> _Description of the task_
All of the data should be copied exactly, with the pictures left out.
========================================================================
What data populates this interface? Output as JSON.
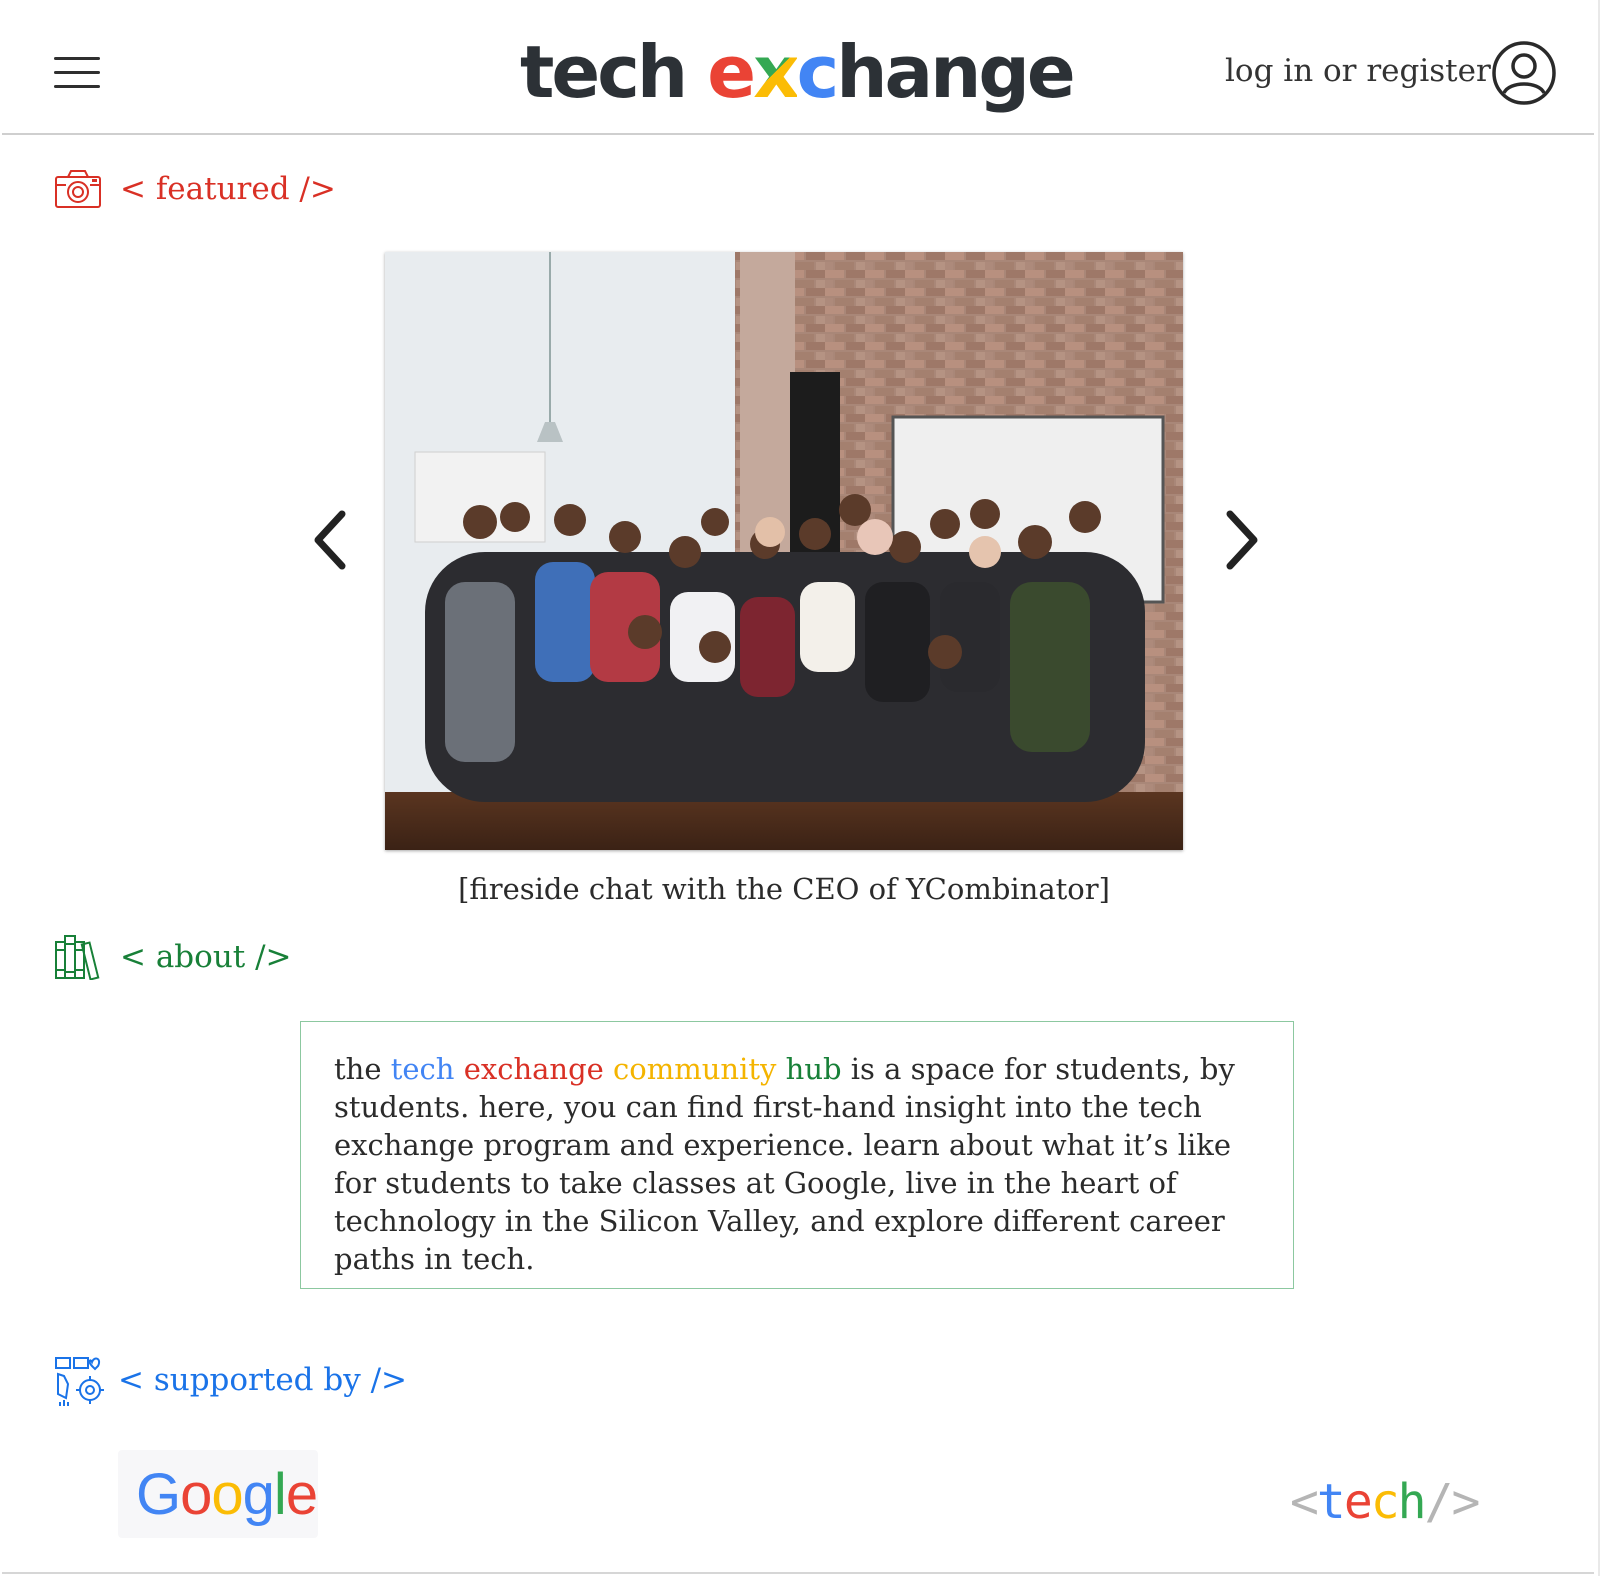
{
  "header": {
    "logo": {
      "part1": "tech ",
      "e": "e",
      "x": "x",
      "c": "c",
      "rest": "hange"
    },
    "login_label": "log in or register"
  },
  "featured": {
    "heading": "< featured />",
    "caption": "[fireside chat with the CEO of YCombinator]"
  },
  "about": {
    "heading": "< about />",
    "intro": "the",
    "w1": "tech",
    "w2": "exchange",
    "w3": "community",
    "w4": "hub",
    "body": "is a space for students, by students. here, you can find first-hand insight into the tech exchange program and experience. learn about what it’s like for students to take classes at Google, live in the heart of technology in the Silicon Valley, and explore different career paths in tech."
  },
  "supported": {
    "heading": "< supported by />",
    "google": {
      "g1": "G",
      "o1": "o",
      "o2": "o",
      "g2": "g",
      "l": "l",
      "e": "e"
    },
    "tech": {
      "lt": "<",
      "t": "t",
      "e": "e",
      "c": "c",
      "h": "h",
      "slash": "/",
      "gt": ">"
    }
  },
  "colors": {
    "blue": "#4285f4",
    "red": "#ea4335",
    "yellow": "#fbbc05",
    "green": "#34a853",
    "featured_red": "#d93025",
    "about_green": "#188038",
    "supported_blue": "#1a73e8"
  },
  "icons": [
    "menu-icon",
    "user-account-icon",
    "camera-icon",
    "books-icon",
    "support-gear-icon",
    "chevron-left-icon",
    "chevron-right-icon"
  ]
}
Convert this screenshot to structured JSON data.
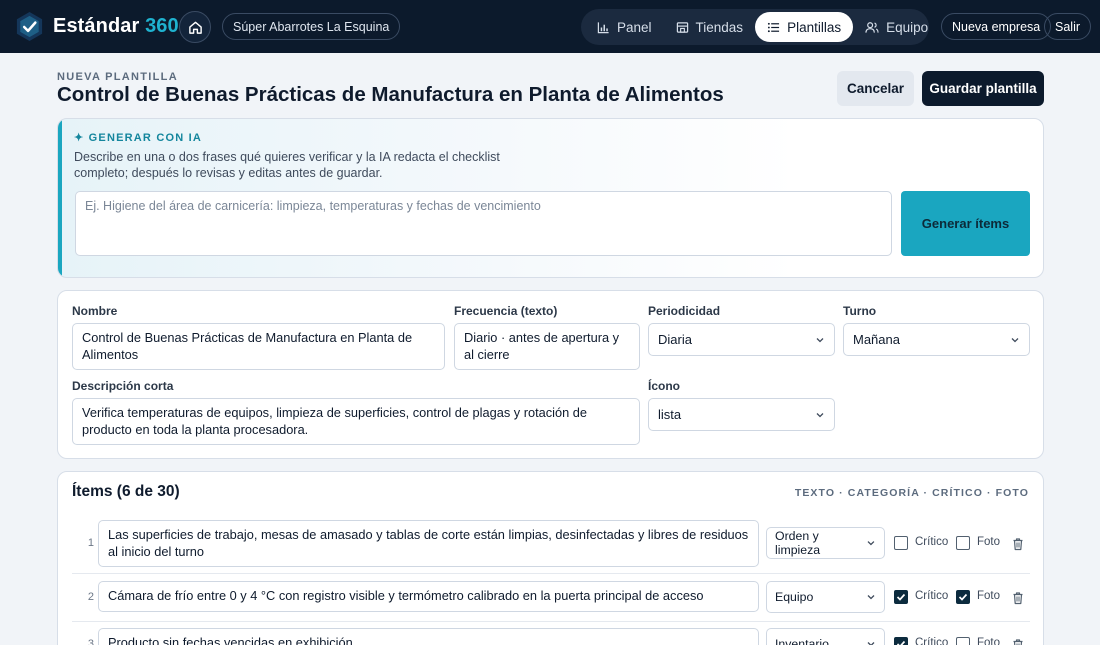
{
  "colors": {
    "topbar": "#0c1a2c",
    "accent": "#1aa6c0",
    "checked": "#0c2b3e"
  },
  "topbar": {
    "brand_name": "Estándar",
    "brand_accent": "360",
    "store": "Súper Abarrotes La Esquina",
    "nav": [
      {
        "label": "Panel",
        "icon": "bar-chart-icon"
      },
      {
        "label": "Tiendas",
        "icon": "store-icon"
      },
      {
        "label": "Plantillas",
        "icon": "list-icon",
        "active": true
      },
      {
        "label": "Equipo",
        "icon": "users-icon"
      }
    ],
    "new_company": "Nueva empresa",
    "logout": "Salir"
  },
  "header": {
    "eyebrow": "NUEVA PLANTILLA",
    "title": "Control de Buenas Prácticas de Manufactura en Planta de Alimentos",
    "cancel": "Cancelar",
    "save": "Guardar plantilla"
  },
  "ai": {
    "title": "✦ GENERAR CON IA",
    "description": "Describe en una o dos frases qué quieres verificar y la IA redacta el checklist completo; después lo revisas y editas antes de guardar.",
    "placeholder": "Ej. Higiene del área de carnicería: limpieza, temperaturas y fechas de vencimiento",
    "button": "Generar ítems"
  },
  "form": {
    "name_label": "Nombre",
    "name_value": "Control de Buenas Prácticas de Manufactura en Planta de Alimentos",
    "freq_label": "Frecuencia (texto)",
    "freq_value": "Diario · antes de apertura y al cierre",
    "period_label": "Periodicidad",
    "period_value": "Diaria",
    "shift_label": "Turno",
    "shift_value": "Mañana",
    "desc_label": "Descripción corta",
    "desc_value": "Verifica temperaturas de equipos, limpieza de superficies, control de plagas y rotación de producto en toda la planta procesadora.",
    "icon_label": "Ícono",
    "icon_value": "lista"
  },
  "items": {
    "title": "Ítems (6 de 30)",
    "legend": "TEXTO · CATEGORÍA · CRÍTICO · FOTO",
    "critical_label": "Crítico",
    "photo_label": "Foto",
    "rows": [
      {
        "num": "1",
        "text": "Las superficies de trabajo, mesas de amasado y tablas de corte están limpias, desinfectadas y libres de residuos al inicio del turno",
        "category": "Orden y limpieza",
        "critical": false,
        "photo": false
      },
      {
        "num": "2",
        "text": "Cámara de frío entre 0 y 4 °C con registro visible y termómetro calibrado en la puerta principal de acceso",
        "category": "Equipo",
        "critical": true,
        "photo": true
      },
      {
        "num": "3",
        "text": "Producto sin fechas vencidas en exhibición",
        "category": "Inventario",
        "critical": true,
        "photo": false
      }
    ]
  }
}
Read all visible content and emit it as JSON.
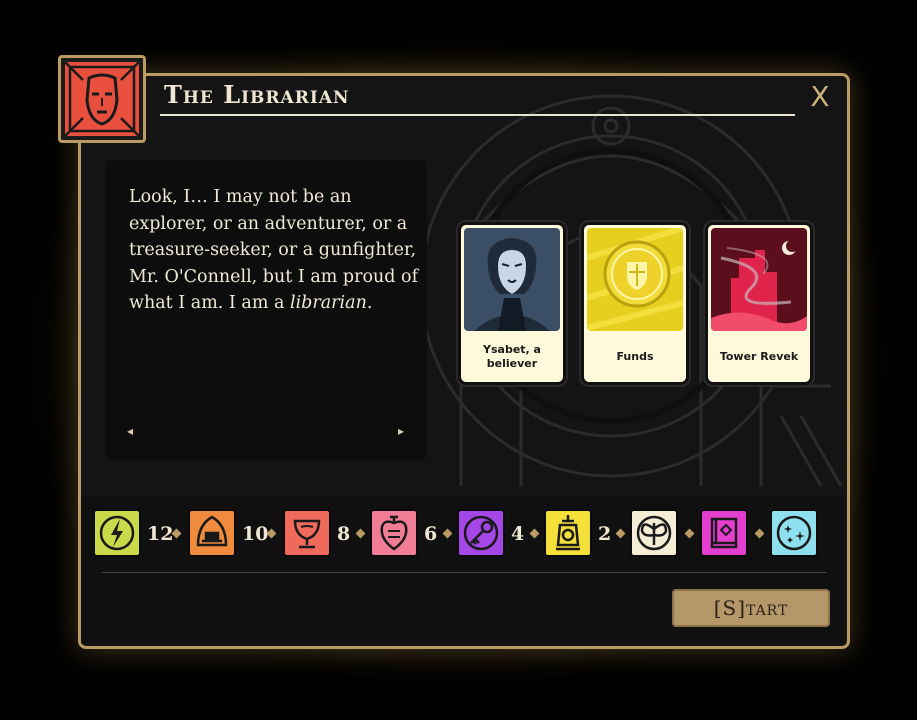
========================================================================
> _The completed task_
What data populates this interface? Output as JSON.
{
  "header": {
    "logo": {
      "part1": "tech ",
      "e": "e",
      "x": "x",
      "c": "c",
      "rest": "hange"
    },
    "login_label": "log in or register"
  },
  "featured": {
    "heading": "< featured />",
    "caption": "[fireside chat with the CEO of YCombinator]"
  },
  "about": {
    "heading": "< about />",
    "intro": "the",
    "w1": "tech",
    "w2": "exchange",
    "w3": "community",
    "w4": "hub",
    "body": "is a space for students, by students. here, you can find first-hand insight into the tech exchange program and experience. learn about what it’s like for students to take classes at Google, live in the heart of technology in the Silicon Valley, and explore different career paths in tech."
  },
  "supported": {
    "heading": "< supported by />",
    "google": {
      "g1": "G",
      "o1": "o",
      "o2": "o",
      "g2": "g",
      "l": "l",
      "e": "e"
    },
    "tech": {
      "lt": "<",
      "t": "t",
      "e": "e",
      "c": "c",
      "h": "h",
      "slash": "/",
      "gt": ">"
    }
  },
  "colors": {
    "blue": "#4285f4",
    "red": "#ea4335",
    "yellow": "#fbbc05",
    "green": "#34a853",
    "featured_red": "#d93025",
    "about_green": "#188038",
    "supported_blue": "#1a73e8"
  },
  "icons": [
    "menu-icon",
    "user-account-icon",
    "camera-icon",
    "books-icon",
    "support-gear-icon",
    "chevron-left-icon",
    "chevron-right-icon"
  ]
}
Convert this screenshot to structured JSON data.
{
  "colors": {
    "topbar": "#0c1a2c",
    "accent": "#1aa6c0",
    "checked": "#0c2b3e"
  },
  "topbar": {
    "brand_name": "Estándar",
    "brand_accent": "360",
    "store": "Súper Abarrotes La Esquina",
    "nav": [
      {
        "label": "Panel",
        "icon": "bar-chart-icon"
      },
      {
        "label": "Tiendas",
        "icon": "store-icon"
      },
      {
        "label": "Plantillas",
        "icon": "list-icon",
        "active": true
      },
      {
        "label": "Equipo",
        "icon": "users-icon"
      }
    ],
    "new_company": "Nueva empresa",
    "logout": "Salir"
  },
  "header": {
    "eyebrow": "NUEVA PLANTILLA",
    "title": "Control de Buenas Prácticas de Manufactura en Planta de Alimentos",
    "cancel": "Cancelar",
    "save": "Guardar plantilla"
  },
  "ai": {
    "title": "✦ GENERAR CON IA",
    "description": "Describe en una o dos frases qué quieres verificar y la IA redacta el checklist completo; después lo revisas y editas antes de guardar.",
    "placeholder": "Ej. Higiene del área de carnicería: limpieza, temperaturas y fechas de vencimiento",
    "button": "Generar ítems"
  },
  "form": {
    "name_label": "Nombre",
    "name_value": "Control de Buenas Prácticas de Manufactura en Planta de Alimentos",
    "freq_label": "Frecuencia (texto)",
    "freq_value": "Diario · antes de apertura y al cierre",
    "period_label": "Periodicidad",
    "period_value": "Diaria",
    "shift_label": "Turno",
    "shift_value": "Mañana",
    "desc_label": "Descripción corta",
    "desc_value": "Verifica temperaturas de equipos, limpieza de superficies, control de plagas y rotación de producto en toda la planta procesadora.",
    "icon_label": "Ícono",
    "icon_value": "lista"
  },
  "items": {
    "title": "Ítems (6 de 30)",
    "legend": "TEXTO · CATEGORÍA · CRÍTICO · FOTO",
    "critical_label": "Crítico",
    "photo_label": "Foto",
    "rows": [
      {
        "num": "1",
        "text": "Las superficies de trabajo, mesas de amasado y tablas de corte están limpias, desinfectadas y libres de residuos al inicio del turno",
        "category": "Orden y limpieza",
        "critical": false,
        "photo": false
      },
      {
        "num": "2",
        "text": "Cámara de frío entre 0 y 4 °C con registro visible y termómetro calibrado en la puerta principal de acceso",
        "category": "Equipo",
        "critical": true,
        "photo": true
      },
      {
        "num": "3",
        "text": "Producto sin fechas vencidas en exhibición",
        "category": "Inventario",
        "critical": true,
        "photo": false
      }
    ]
  }
}
Read all visible content and emit it as JSON.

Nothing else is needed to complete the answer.